** Opening MATERIAL FOR THE TASK block **

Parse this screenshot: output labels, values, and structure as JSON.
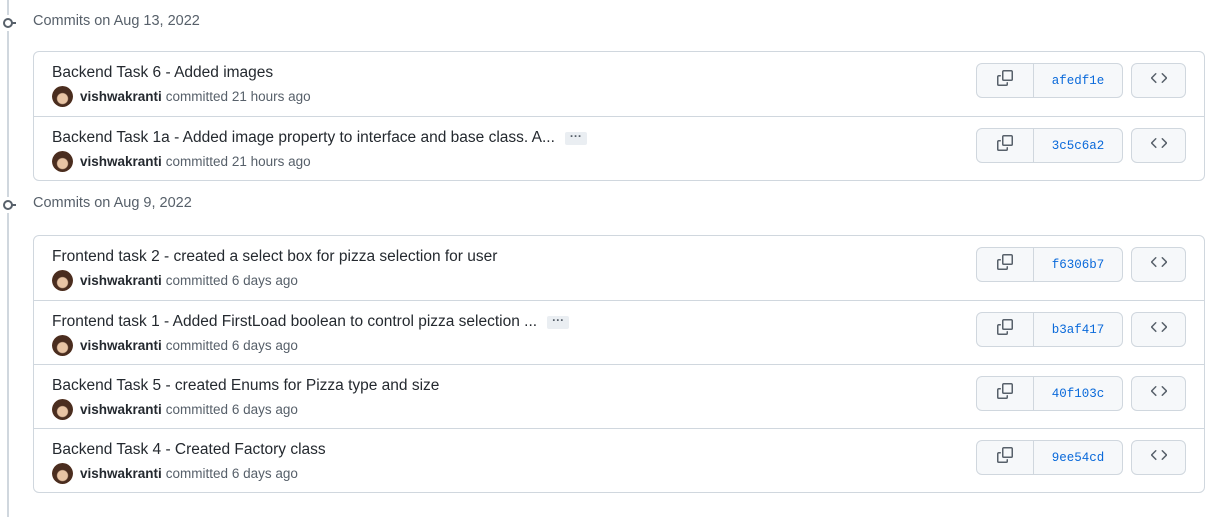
{
  "groups": [
    {
      "title": "Commits on Aug 13, 2022",
      "commits": [
        {
          "message": "Backend Task 6 - Added images",
          "truncated": false,
          "author": "vishwakranti",
          "committed_text": "committed 21 hours ago",
          "sha": "afedf1e"
        },
        {
          "message": "Backend Task 1a - Added image property to interface and base class. A...",
          "truncated": true,
          "ellipsis_label": "···",
          "author": "vishwakranti",
          "committed_text": "committed 21 hours ago",
          "sha": "3c5c6a2"
        }
      ]
    },
    {
      "title": "Commits on Aug 9, 2022",
      "commits": [
        {
          "message": "Frontend task 2 - created a select box for pizza selection for user",
          "truncated": false,
          "author": "vishwakranti",
          "committed_text": "committed 6 days ago",
          "sha": "f6306b7"
        },
        {
          "message": "Frontend task 1 - Added FirstLoad boolean to control pizza selection ...",
          "truncated": true,
          "ellipsis_label": "···",
          "author": "vishwakranti",
          "committed_text": "committed 6 days ago",
          "sha": "b3af417"
        },
        {
          "message": "Backend Task 5 - created Enums for Pizza type and size",
          "truncated": false,
          "author": "vishwakranti",
          "committed_text": "committed 6 days ago",
          "sha": "40f103c"
        },
        {
          "message": "Backend Task 4 - Created Factory class",
          "truncated": false,
          "author": "vishwakranti",
          "committed_text": "committed 6 days ago",
          "sha": "9ee54cd"
        }
      ]
    }
  ],
  "icons": {
    "copy": "copy-icon",
    "browse": "code-icon",
    "node": "git-commit-icon"
  },
  "colors": {
    "sha_link": "#0969da",
    "border": "#d0d7de",
    "muted": "#57606a"
  }
}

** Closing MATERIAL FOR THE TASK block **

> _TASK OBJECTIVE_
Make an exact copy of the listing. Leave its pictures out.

> _ANSWER TO THIS TASK_
Parse this screenshot: output labels, values, and structure as JSON.
{
  "groups": [
    {
      "title": "Commits on Aug 13, 2022",
      "commits": [
        {
          "message": "Backend Task 6 - Added images",
          "truncated": false,
          "author": "vishwakranti",
          "committed_text": "committed 21 hours ago",
          "sha": "afedf1e"
        },
        {
          "message": "Backend Task 1a - Added image property to interface and base class. A...",
          "truncated": true,
          "ellipsis_label": "···",
          "author": "vishwakranti",
          "committed_text": "committed 21 hours ago",
          "sha": "3c5c6a2"
        }
      ]
    },
    {
      "title": "Commits on Aug 9, 2022",
      "commits": [
        {
          "message": "Frontend task 2 - created a select box for pizza selection for user",
          "truncated": false,
          "author": "vishwakranti",
          "committed_text": "committed 6 days ago",
          "sha": "f6306b7"
        },
        {
          "message": "Frontend task 1 - Added FirstLoad boolean to control pizza selection ...",
          "truncated": true,
          "ellipsis_label": "···",
          "author": "vishwakranti",
          "committed_text": "committed 6 days ago",
          "sha": "b3af417"
        },
        {
          "message": "Backend Task 5 - created Enums for Pizza type and size",
          "truncated": false,
          "author": "vishwakranti",
          "committed_text": "committed 6 days ago",
          "sha": "40f103c"
        },
        {
          "message": "Backend Task 4 - Created Factory class",
          "truncated": false,
          "author": "vishwakranti",
          "committed_text": "committed 6 days ago",
          "sha": "9ee54cd"
        }
      ]
    }
  ],
  "icons": {
    "copy": "copy-icon",
    "browse": "code-icon",
    "node": "git-commit-icon"
  },
  "colors": {
    "sha_link": "#0969da",
    "border": "#d0d7de",
    "muted": "#57606a"
  }
}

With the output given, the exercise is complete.